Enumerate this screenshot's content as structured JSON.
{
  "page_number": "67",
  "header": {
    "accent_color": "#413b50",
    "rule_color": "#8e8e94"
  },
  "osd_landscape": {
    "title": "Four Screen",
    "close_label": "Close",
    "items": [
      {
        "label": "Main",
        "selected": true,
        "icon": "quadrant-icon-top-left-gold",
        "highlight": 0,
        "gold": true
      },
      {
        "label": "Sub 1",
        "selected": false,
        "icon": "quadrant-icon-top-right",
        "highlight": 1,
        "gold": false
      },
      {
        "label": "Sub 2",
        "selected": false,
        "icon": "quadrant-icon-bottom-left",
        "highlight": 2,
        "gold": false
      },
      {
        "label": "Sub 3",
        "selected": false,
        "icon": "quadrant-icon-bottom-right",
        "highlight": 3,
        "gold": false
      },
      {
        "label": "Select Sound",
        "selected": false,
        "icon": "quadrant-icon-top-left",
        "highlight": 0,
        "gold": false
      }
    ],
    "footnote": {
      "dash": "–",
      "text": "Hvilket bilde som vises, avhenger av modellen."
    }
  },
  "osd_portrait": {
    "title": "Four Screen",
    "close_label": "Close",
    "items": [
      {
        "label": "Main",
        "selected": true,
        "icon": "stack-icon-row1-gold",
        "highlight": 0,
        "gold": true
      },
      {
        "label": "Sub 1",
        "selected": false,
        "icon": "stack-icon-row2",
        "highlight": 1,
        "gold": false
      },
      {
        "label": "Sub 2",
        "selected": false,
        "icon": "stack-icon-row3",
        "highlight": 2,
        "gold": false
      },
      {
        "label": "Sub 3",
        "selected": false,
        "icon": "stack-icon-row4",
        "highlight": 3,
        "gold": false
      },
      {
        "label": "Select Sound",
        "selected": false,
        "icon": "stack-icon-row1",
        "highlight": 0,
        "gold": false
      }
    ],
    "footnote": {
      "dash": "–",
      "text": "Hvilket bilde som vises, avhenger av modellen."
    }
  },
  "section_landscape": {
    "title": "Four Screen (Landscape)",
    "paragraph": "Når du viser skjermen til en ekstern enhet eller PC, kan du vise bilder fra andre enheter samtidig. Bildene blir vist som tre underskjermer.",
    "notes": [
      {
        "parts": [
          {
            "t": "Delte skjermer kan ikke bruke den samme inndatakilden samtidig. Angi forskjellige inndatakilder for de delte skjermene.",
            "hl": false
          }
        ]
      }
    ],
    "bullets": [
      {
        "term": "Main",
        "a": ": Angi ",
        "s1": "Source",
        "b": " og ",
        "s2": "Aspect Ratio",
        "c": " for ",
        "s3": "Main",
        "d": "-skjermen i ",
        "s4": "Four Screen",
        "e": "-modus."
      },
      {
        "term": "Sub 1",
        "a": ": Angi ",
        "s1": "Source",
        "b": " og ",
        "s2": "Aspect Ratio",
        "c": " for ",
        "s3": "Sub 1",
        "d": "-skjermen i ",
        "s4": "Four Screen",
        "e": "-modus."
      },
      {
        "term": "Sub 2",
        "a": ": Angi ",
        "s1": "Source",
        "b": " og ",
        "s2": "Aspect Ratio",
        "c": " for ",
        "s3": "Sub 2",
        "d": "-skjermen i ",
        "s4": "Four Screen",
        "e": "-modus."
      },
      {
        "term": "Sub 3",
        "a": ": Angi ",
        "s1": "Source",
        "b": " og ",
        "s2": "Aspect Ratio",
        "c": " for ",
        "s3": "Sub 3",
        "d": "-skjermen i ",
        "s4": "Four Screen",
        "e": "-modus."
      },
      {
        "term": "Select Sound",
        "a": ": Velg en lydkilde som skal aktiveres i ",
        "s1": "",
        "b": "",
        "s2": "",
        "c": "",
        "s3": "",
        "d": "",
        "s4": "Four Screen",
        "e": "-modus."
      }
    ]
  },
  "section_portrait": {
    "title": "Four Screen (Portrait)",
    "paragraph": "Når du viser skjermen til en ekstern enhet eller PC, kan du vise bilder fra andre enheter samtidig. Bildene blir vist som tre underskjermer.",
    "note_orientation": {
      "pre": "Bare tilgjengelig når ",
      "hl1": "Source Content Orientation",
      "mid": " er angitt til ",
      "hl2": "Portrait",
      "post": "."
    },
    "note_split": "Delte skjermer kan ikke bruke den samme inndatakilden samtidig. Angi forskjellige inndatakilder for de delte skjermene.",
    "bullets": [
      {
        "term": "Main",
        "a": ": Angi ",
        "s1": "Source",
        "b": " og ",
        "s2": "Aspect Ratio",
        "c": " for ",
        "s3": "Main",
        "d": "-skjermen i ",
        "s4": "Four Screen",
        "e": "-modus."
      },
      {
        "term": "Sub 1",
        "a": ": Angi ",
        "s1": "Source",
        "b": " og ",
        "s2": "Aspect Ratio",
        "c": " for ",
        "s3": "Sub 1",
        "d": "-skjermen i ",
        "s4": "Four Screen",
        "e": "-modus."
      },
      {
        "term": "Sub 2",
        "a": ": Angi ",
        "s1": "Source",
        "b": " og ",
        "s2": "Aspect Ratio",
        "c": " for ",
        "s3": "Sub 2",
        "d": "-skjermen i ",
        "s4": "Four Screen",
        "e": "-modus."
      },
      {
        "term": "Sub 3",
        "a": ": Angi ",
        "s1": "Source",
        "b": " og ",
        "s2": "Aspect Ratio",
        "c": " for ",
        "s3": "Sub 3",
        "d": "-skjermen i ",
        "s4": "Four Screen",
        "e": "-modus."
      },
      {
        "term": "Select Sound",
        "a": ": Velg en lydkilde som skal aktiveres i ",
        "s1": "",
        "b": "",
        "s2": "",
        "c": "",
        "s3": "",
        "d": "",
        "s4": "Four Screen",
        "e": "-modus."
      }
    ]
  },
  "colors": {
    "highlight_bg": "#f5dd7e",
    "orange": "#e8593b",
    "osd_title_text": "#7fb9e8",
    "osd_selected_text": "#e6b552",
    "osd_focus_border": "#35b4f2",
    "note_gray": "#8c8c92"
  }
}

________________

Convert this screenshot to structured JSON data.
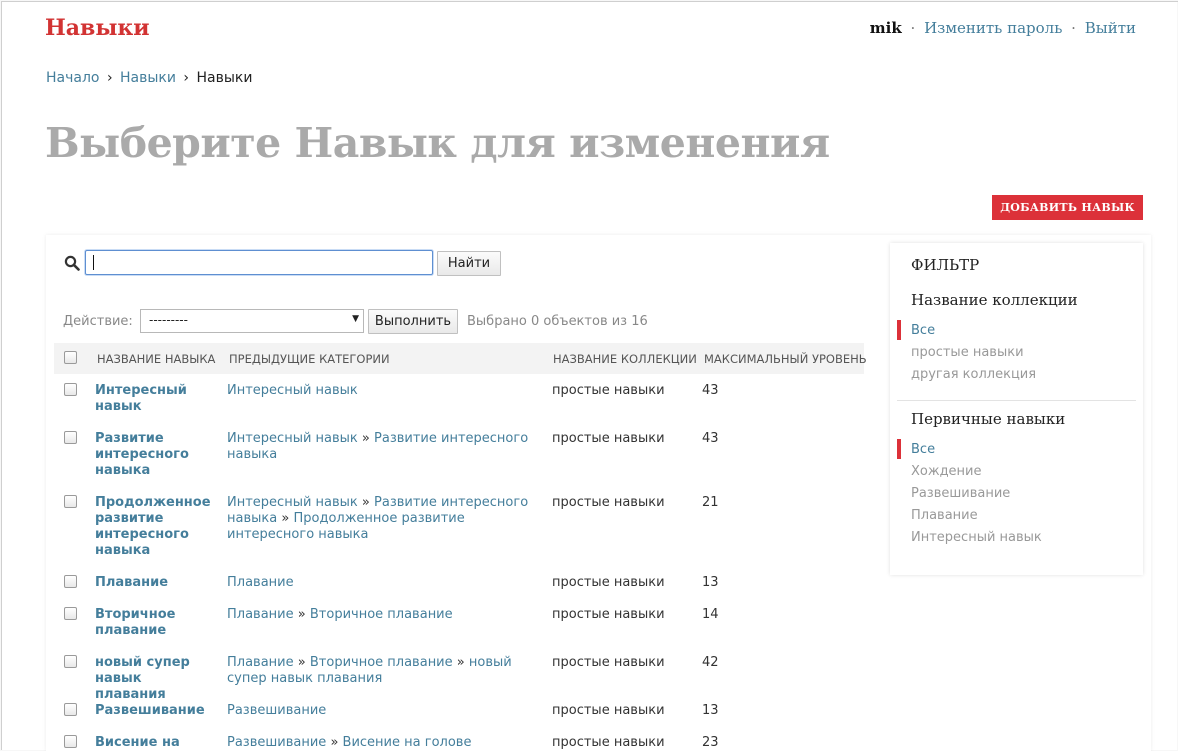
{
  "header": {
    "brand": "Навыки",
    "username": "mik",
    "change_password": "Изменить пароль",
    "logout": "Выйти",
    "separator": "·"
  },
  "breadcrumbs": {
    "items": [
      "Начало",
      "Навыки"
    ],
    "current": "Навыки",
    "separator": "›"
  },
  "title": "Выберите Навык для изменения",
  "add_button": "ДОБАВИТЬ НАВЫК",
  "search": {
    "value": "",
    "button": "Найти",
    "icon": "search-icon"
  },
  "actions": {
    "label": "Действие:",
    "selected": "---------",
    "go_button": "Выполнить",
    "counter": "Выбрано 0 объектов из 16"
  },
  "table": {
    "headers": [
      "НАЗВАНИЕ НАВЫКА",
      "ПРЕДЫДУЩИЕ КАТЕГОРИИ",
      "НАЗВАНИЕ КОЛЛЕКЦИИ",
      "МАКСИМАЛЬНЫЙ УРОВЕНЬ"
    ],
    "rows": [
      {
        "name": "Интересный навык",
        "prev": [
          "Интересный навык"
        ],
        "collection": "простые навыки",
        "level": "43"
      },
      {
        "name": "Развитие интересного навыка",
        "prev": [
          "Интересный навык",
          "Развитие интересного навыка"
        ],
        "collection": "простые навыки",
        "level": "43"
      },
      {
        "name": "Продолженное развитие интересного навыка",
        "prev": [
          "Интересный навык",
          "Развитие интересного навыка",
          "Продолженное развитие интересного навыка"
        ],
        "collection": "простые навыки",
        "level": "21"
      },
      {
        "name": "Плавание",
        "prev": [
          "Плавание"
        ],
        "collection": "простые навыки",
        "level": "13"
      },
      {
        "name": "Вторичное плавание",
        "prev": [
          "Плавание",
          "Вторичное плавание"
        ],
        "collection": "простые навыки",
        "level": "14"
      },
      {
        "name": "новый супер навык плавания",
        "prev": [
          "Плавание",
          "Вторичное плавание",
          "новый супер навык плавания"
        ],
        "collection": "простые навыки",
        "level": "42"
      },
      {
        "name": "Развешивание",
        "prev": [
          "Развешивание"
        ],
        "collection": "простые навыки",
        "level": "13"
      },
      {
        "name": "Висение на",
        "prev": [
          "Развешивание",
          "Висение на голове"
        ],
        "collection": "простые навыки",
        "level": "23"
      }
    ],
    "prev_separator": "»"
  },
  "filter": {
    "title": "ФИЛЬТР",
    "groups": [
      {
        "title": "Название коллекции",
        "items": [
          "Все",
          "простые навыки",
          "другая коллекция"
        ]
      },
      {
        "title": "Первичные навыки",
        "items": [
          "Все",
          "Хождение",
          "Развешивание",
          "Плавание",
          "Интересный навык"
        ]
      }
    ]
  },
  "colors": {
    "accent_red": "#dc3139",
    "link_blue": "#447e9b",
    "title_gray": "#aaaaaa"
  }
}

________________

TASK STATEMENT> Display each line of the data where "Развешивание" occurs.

TASK ANSWER>
        "name": "Развешивание",
          "Развешивание"
          "Развешивание",
          "Развешивание",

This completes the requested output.